LITTLE ROCK, Ark. – Call it a “Catholic Extreme Makeover.”
When parishioners at Christ the King Church in Little Rock heard about Father Udochukwu “Udo” Vincent Ogbuji’s paralysis following a car wreck, they prayed for the priest’s recovery. And when their pastor, Monsignor Francis I. Malone, challenged them to renovate a house in less than two weeks for the former Searcy pastor, they immediately jumped to work.
“They really stepped up with incredible donations,” said Sandy DeCoursey, the parish life/outreach director who oversaw the renovation of the vacant, parish-owned, two-story home.
“The Holy Spirit is guiding this,” she said. “The Holy Spirit is the project manager.”
Before Father Ogbuji, 38, was released from Baptist Rehabilitation Institute, Monsignor J. Gaston Hebert, administrator of the Little Rock Diocese, and Monsignor Malone agreed that the priest needed a home close to his therapists and doctors while at the same time being able to put his priestly vocation to work.
The parish house, however, needed major renovations to accommodate a person in a motorized wheelchair as well as a fresh coat of paint and furnishings.
When Monsignor Malone announced his challenge from the pulpit earlier this year, he asked for laborers and people willing to donate items.
Within a week, the plan was taking shape. Families and parish groups adopted each room in the house, including a chapel and three bedrooms for caretakers and friends who need to stay overnight.
Jim Barre, a parishioner and retired home builder, coordinated several construction projects on the inside and outside of the house. The den on the first floor was transformed into the priest’s bedroom and needed wider doorways.
“That’s what you do. You offer your talents,” Barre said about his volunteer hours.
Other major projects included converting the mudroom into a handicap-accessible bathroom with a “drive-in shower.” An asphalt driveway was paved from the backyard to loop around to the road.
“I dubbed it our Catholic Extreme Makeover,” DeCoursey said. “That’s what it was: getting a handicap-accessible house ready in nine days.”
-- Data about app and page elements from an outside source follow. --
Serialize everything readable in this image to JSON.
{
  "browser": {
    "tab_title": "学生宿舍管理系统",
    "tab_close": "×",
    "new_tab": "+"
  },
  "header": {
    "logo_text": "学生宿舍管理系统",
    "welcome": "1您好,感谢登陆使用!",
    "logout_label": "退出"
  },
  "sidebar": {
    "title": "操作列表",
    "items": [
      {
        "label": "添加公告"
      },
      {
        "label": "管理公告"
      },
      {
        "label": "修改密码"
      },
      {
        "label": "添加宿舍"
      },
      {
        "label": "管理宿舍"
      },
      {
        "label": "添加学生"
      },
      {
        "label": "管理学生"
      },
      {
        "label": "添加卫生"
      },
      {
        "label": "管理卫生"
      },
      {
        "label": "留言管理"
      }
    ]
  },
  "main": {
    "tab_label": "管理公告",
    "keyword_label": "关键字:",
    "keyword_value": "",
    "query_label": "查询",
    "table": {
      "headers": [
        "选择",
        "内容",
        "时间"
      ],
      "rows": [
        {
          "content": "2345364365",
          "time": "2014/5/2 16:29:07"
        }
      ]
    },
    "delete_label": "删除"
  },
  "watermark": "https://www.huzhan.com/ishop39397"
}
Overall, 400 parishioners volunteered to renovate the home or donated items or money for the project. “The kitchen was stocked even down to the toothpicks,” DeCoursey said. “We (the parish) spent very little money getting the house renovated.”
Mike and Pam Halter adopted the guest caretaker’s suite on the first floor. With the help of a few friends, Pam Halter collected a twin bed, chair and dresser, and transformed the bedroom and the adjacent bathroom with shades of white and blue.
“I told Sandy I would help and she asked if I would adopt a room and I said yes, so she gave me two (rooms),” Pam Halter said with a laugh.
Downstairs, the master bedroom, living room and dining room were painted in taupes and browns and featured high-end furniture and accessories. Upstairs, there are two bedrooms and an entertainment room.
Volunteers have also signed up for regular housekeeping, grocery shopping and meal preparation. Others have donated money to fund the priest’s care and personal needs. Students at the parish school collected coins during one week in March and gave nearly $5,000 to the fund.
Monsignor Malone said Christ the King was the perfect place for Father Ogbuji to continue his ministry. He has been assigned as an associate pastor there.
“We didn’t want to place him in residential nursing care. It would pretty much eliminate the opportunity for pastoral ministry,” he said. “We are saving someone’s priesthood.”
A Nigerian-born priest assigned to Arkansas since 1999, Father Ogbuji was making plans to begin a master’s degree program in medical bioethics in the fall and return to Nigeria to continue his ministry. Those plans are now secondary to his goal of walking and serving the people of Christ the King Church.
“I am hopeful I can walk again, but I am more hopeful that God will restore in me what he wants to,” Father Ogbuji told the Arkansas Catholic, Little Rock diocesan newspaper. “Even if he doesn’t, I will still be the same person.
“Life is not just about physical appearances. It’s much more than that,” he added. “Life is more about the image of God. It’s about patience and understanding and accepting the will of God even if it conflicts with your own personal plans. Life is about service (even) if you are only able to smile at people. Even if I can’t use my legs and limbs, I can smile and help people who are going through the same things.”